Work item: Find the string "color" in the records. Copy each line that has it.

The data:
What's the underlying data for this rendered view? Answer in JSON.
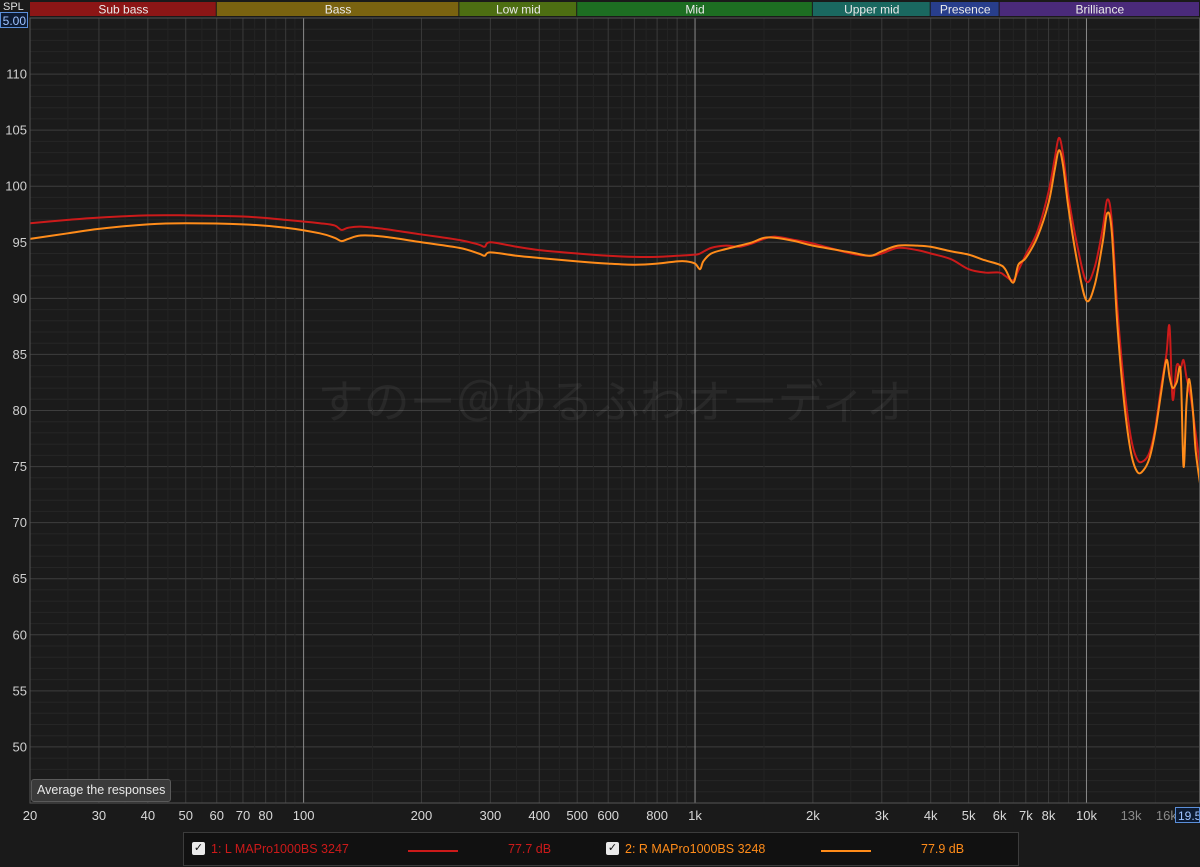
{
  "header": {
    "y_label": "SPL",
    "y_top_value": "5.00",
    "bands": [
      {
        "label": "Sub bass",
        "color": "#8c1616"
      },
      {
        "label": "Bass",
        "color": "#7a6310"
      },
      {
        "label": "Low mid",
        "color": "#4d6e12"
      },
      {
        "label": "Mid",
        "color": "#1d6e22"
      },
      {
        "label": "Upper mid",
        "color": "#1a6860"
      },
      {
        "label": "Presence",
        "color": "#283e8c"
      },
      {
        "label": "Brilliance",
        "color": "#4a2a7a"
      }
    ]
  },
  "x_end_value": "19.5",
  "watermark": "すのー＠ゆるふわオーディオ",
  "buttons": {
    "average": "Average the responses"
  },
  "legend": [
    {
      "index": "1:",
      "name": "L MAPro1000BS 3247",
      "value": "77.7 dB",
      "color": "#cc1a1a"
    },
    {
      "index": "2:",
      "name": "R MAPro1000BS 3248",
      "value": "77.9 dB",
      "color": "#ff8c1a"
    }
  ],
  "chart_data": {
    "type": "line",
    "xlabel": "",
    "ylabel": "SPL",
    "x_scale": "log",
    "xlim": [
      20,
      19500
    ],
    "ylim": [
      45,
      115
    ],
    "grid": true,
    "x_tick_labels": [
      {
        "value": 20,
        "label": "20"
      },
      {
        "value": 30,
        "label": "30"
      },
      {
        "value": 40,
        "label": "40"
      },
      {
        "value": 50,
        "label": "50"
      },
      {
        "value": 60,
        "label": "60"
      },
      {
        "value": 70,
        "label": "70"
      },
      {
        "value": 80,
        "label": "80"
      },
      {
        "value": 100,
        "label": "100"
      },
      {
        "value": 200,
        "label": "200"
      },
      {
        "value": 300,
        "label": "300"
      },
      {
        "value": 400,
        "label": "400"
      },
      {
        "value": 500,
        "label": "500"
      },
      {
        "value": 600,
        "label": "600"
      },
      {
        "value": 800,
        "label": "800"
      },
      {
        "value": 1000,
        "label": "1k"
      },
      {
        "value": 2000,
        "label": "2k"
      },
      {
        "value": 3000,
        "label": "3k"
      },
      {
        "value": 4000,
        "label": "4k"
      },
      {
        "value": 5000,
        "label": "5k"
      },
      {
        "value": 6000,
        "label": "6k"
      },
      {
        "value": 7000,
        "label": "7k"
      },
      {
        "value": 8000,
        "label": "8k"
      },
      {
        "value": 10000,
        "label": "10k"
      },
      {
        "value": 13000,
        "label": "13k"
      },
      {
        "value": 16000,
        "label": "16k"
      }
    ],
    "y_ticks": [
      50,
      55,
      60,
      65,
      70,
      75,
      80,
      85,
      90,
      95,
      100,
      105,
      110
    ],
    "series": [
      {
        "name": "L MAPro1000BS 3247",
        "color": "#cc1a1a",
        "points": [
          [
            20,
            96.7
          ],
          [
            25,
            97.0
          ],
          [
            30,
            97.2
          ],
          [
            40,
            97.4
          ],
          [
            50,
            97.4
          ],
          [
            70,
            97.3
          ],
          [
            90,
            97.0
          ],
          [
            110,
            96.7
          ],
          [
            120,
            96.5
          ],
          [
            125,
            96.1
          ],
          [
            130,
            96.3
          ],
          [
            140,
            96.4
          ],
          [
            160,
            96.2
          ],
          [
            200,
            95.7
          ],
          [
            250,
            95.2
          ],
          [
            280,
            94.8
          ],
          [
            290,
            94.6
          ],
          [
            300,
            95.0
          ],
          [
            350,
            94.6
          ],
          [
            400,
            94.3
          ],
          [
            500,
            94.0
          ],
          [
            600,
            93.8
          ],
          [
            700,
            93.7
          ],
          [
            800,
            93.7
          ],
          [
            900,
            93.8
          ],
          [
            1000,
            93.9
          ],
          [
            1030,
            94.0
          ],
          [
            1100,
            94.5
          ],
          [
            1200,
            94.7
          ],
          [
            1300,
            94.6
          ],
          [
            1400,
            94.9
          ],
          [
            1500,
            95.3
          ],
          [
            1600,
            95.5
          ],
          [
            1800,
            95.2
          ],
          [
            2000,
            94.9
          ],
          [
            2500,
            94.0
          ],
          [
            2800,
            93.8
          ],
          [
            3000,
            94.0
          ],
          [
            3300,
            94.5
          ],
          [
            3700,
            94.3
          ],
          [
            4000,
            94.0
          ],
          [
            4500,
            93.5
          ],
          [
            5000,
            92.6
          ],
          [
            5500,
            92.3
          ],
          [
            6000,
            92.3
          ],
          [
            6200,
            92.0
          ],
          [
            6500,
            91.6
          ],
          [
            6700,
            92.5
          ],
          [
            7000,
            93.9
          ],
          [
            7500,
            96.0
          ],
          [
            8000,
            99.5
          ],
          [
            8300,
            102.5
          ],
          [
            8500,
            104.3
          ],
          [
            8700,
            103.0
          ],
          [
            9000,
            99.0
          ],
          [
            9500,
            94.5
          ],
          [
            10000,
            91.5
          ],
          [
            10500,
            92.8
          ],
          [
            11000,
            96.2
          ],
          [
            11300,
            98.8
          ],
          [
            11600,
            97.0
          ],
          [
            12000,
            89.0
          ],
          [
            12500,
            82.0
          ],
          [
            13000,
            77.5
          ],
          [
            13500,
            75.6
          ],
          [
            14000,
            75.5
          ],
          [
            14500,
            76.3
          ],
          [
            15000,
            78.5
          ],
          [
            15500,
            82.0
          ],
          [
            16000,
            85.0
          ],
          [
            16300,
            87.5
          ],
          [
            16600,
            81.0
          ],
          [
            17000,
            84.0
          ],
          [
            17400,
            83.8
          ],
          [
            17700,
            84.5
          ],
          [
            18000,
            83.0
          ],
          [
            18500,
            81.0
          ],
          [
            19000,
            78.0
          ],
          [
            19500,
            75.0
          ]
        ]
      },
      {
        "name": "R MAPro1000BS 3248",
        "color": "#ff8c1a",
        "points": [
          [
            20,
            95.3
          ],
          [
            25,
            95.8
          ],
          [
            30,
            96.2
          ],
          [
            40,
            96.6
          ],
          [
            50,
            96.7
          ],
          [
            70,
            96.6
          ],
          [
            90,
            96.3
          ],
          [
            110,
            95.8
          ],
          [
            120,
            95.4
          ],
          [
            125,
            95.1
          ],
          [
            130,
            95.3
          ],
          [
            140,
            95.6
          ],
          [
            160,
            95.5
          ],
          [
            200,
            95.0
          ],
          [
            250,
            94.5
          ],
          [
            280,
            94.0
          ],
          [
            290,
            93.8
          ],
          [
            300,
            94.1
          ],
          [
            350,
            93.8
          ],
          [
            400,
            93.6
          ],
          [
            500,
            93.3
          ],
          [
            600,
            93.1
          ],
          [
            700,
            93.0
          ],
          [
            800,
            93.1
          ],
          [
            900,
            93.3
          ],
          [
            950,
            93.3
          ],
          [
            1000,
            93.1
          ],
          [
            1030,
            92.6
          ],
          [
            1050,
            93.3
          ],
          [
            1100,
            94.0
          ],
          [
            1200,
            94.4
          ],
          [
            1300,
            94.7
          ],
          [
            1400,
            95.0
          ],
          [
            1500,
            95.4
          ],
          [
            1600,
            95.4
          ],
          [
            1800,
            95.1
          ],
          [
            2000,
            94.7
          ],
          [
            2500,
            94.1
          ],
          [
            2800,
            93.8
          ],
          [
            3000,
            94.2
          ],
          [
            3300,
            94.7
          ],
          [
            3700,
            94.7
          ],
          [
            4000,
            94.6
          ],
          [
            4500,
            94.2
          ],
          [
            5000,
            93.9
          ],
          [
            5500,
            93.4
          ],
          [
            6000,
            93.0
          ],
          [
            6200,
            92.6
          ],
          [
            6500,
            91.4
          ],
          [
            6700,
            93.0
          ],
          [
            7000,
            93.6
          ],
          [
            7500,
            95.5
          ],
          [
            8000,
            98.5
          ],
          [
            8300,
            101.5
          ],
          [
            8500,
            103.2
          ],
          [
            8700,
            102.0
          ],
          [
            9000,
            98.0
          ],
          [
            9500,
            93.0
          ],
          [
            10000,
            89.8
          ],
          [
            10500,
            91.2
          ],
          [
            11000,
            95.0
          ],
          [
            11300,
            97.6
          ],
          [
            11600,
            96.0
          ],
          [
            12000,
            87.5
          ],
          [
            12500,
            80.5
          ],
          [
            13000,
            76.2
          ],
          [
            13500,
            74.5
          ],
          [
            14000,
            74.7
          ],
          [
            14500,
            75.8
          ],
          [
            15000,
            78.2
          ],
          [
            15500,
            81.5
          ],
          [
            16000,
            84.5
          ],
          [
            16300,
            83.0
          ],
          [
            16600,
            82.0
          ],
          [
            17000,
            82.5
          ],
          [
            17400,
            83.5
          ],
          [
            17700,
            75.0
          ],
          [
            18000,
            80.5
          ],
          [
            18300,
            82.8
          ],
          [
            18700,
            80.0
          ],
          [
            19000,
            76.5
          ],
          [
            19500,
            73.5
          ]
        ]
      }
    ]
  }
}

Answer to the problem:
        "color": "#8c1616"
        "color": "#7a6310"
        "color": "#4d6e12"
        "color": "#1d6e22"
        "color": "#1a6860"
        "color": "#283e8c"
        "color": "#4a2a7a"
      "color": "#cc1a1a"
      "color": "#ff8c1a"
        "color": "#cc1a1a",
        "color": "#ff8c1a",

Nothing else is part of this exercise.